Textbox validating event
There is, however, a small trap here which can catch the unaware developer out.
The best way to show you this is with a small example.
Take for example the Wizard which we designed earlier.
We placed in some simple validation that checked whether a required entry was made and did not allow the user to move forward to the next step until such time.
The object that "has the focus" is normally indicated by a highlighted caption or title bar.
The only danger in doing this is the possibility that the entry that gets added to the list is not valid for the list it is being added to.However, as I also said in the last lesson, in many cases it is virtually impossible to account for all possible erroneous data.Possibly a close exception to this rule would be when we use a List Box or Combo Box and allow the user to choose their entry from the control.Now that we have put a definition to the word Focus, we can look at how the Exit event can be used to run a validation check.

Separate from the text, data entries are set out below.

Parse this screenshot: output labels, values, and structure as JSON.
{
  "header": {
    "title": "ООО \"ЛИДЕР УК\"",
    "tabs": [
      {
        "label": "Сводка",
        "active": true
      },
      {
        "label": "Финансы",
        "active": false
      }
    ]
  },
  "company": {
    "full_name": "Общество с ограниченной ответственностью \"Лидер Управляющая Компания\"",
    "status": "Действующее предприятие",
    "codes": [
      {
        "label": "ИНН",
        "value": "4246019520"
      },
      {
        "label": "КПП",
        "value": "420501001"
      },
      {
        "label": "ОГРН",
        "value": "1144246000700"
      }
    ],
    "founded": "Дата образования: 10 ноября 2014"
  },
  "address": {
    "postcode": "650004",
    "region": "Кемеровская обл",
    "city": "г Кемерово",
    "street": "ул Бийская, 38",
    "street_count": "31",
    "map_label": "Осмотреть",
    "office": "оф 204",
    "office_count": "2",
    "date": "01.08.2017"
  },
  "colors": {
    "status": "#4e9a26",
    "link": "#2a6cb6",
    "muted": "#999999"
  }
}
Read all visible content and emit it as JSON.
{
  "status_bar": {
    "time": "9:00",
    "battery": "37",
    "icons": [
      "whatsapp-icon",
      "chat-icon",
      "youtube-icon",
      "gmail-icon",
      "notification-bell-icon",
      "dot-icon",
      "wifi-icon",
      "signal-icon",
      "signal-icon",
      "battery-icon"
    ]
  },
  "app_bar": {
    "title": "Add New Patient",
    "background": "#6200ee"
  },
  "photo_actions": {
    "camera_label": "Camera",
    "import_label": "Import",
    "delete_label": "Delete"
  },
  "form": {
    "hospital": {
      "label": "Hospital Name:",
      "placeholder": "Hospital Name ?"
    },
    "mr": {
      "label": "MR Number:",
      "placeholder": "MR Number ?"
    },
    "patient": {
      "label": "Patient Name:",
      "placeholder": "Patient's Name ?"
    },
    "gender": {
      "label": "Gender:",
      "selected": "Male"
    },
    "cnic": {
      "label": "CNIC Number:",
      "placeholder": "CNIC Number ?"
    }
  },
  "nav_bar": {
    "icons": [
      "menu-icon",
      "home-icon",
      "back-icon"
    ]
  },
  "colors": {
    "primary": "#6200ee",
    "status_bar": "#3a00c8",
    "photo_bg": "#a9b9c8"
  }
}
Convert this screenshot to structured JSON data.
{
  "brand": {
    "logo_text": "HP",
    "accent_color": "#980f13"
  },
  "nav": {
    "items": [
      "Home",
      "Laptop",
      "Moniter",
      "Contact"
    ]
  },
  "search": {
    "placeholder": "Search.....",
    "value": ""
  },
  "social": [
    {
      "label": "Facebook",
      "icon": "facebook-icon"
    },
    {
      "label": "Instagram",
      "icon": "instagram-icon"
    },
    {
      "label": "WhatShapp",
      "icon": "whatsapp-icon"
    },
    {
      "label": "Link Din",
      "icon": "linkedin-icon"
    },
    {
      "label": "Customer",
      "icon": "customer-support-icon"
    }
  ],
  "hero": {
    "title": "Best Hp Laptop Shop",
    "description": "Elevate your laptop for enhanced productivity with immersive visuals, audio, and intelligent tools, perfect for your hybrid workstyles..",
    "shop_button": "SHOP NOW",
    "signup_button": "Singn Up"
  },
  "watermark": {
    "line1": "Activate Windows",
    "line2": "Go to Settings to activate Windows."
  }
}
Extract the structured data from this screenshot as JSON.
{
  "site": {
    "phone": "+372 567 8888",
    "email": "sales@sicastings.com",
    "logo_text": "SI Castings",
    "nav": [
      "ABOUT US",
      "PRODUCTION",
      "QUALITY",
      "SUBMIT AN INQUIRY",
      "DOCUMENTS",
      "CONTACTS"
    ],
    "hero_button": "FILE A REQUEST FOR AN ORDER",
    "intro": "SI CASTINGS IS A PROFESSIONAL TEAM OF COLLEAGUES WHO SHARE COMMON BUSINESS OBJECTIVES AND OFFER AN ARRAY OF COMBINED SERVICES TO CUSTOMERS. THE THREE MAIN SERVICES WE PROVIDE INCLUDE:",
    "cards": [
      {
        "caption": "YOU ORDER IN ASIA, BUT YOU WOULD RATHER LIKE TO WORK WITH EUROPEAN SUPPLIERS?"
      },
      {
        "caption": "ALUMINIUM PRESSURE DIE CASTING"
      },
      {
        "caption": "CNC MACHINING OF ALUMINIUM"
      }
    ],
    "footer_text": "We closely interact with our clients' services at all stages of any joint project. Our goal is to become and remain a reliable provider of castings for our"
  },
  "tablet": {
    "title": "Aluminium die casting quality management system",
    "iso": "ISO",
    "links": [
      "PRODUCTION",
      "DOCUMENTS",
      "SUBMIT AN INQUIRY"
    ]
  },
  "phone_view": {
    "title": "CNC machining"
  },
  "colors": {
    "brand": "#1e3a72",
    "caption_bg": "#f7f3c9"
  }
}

The least you need to know to use the Exit event efficiently is that the Exit event will fire immediately before a control looses Focus to another control on the same form.
For cases like these, the decision is relatively simple.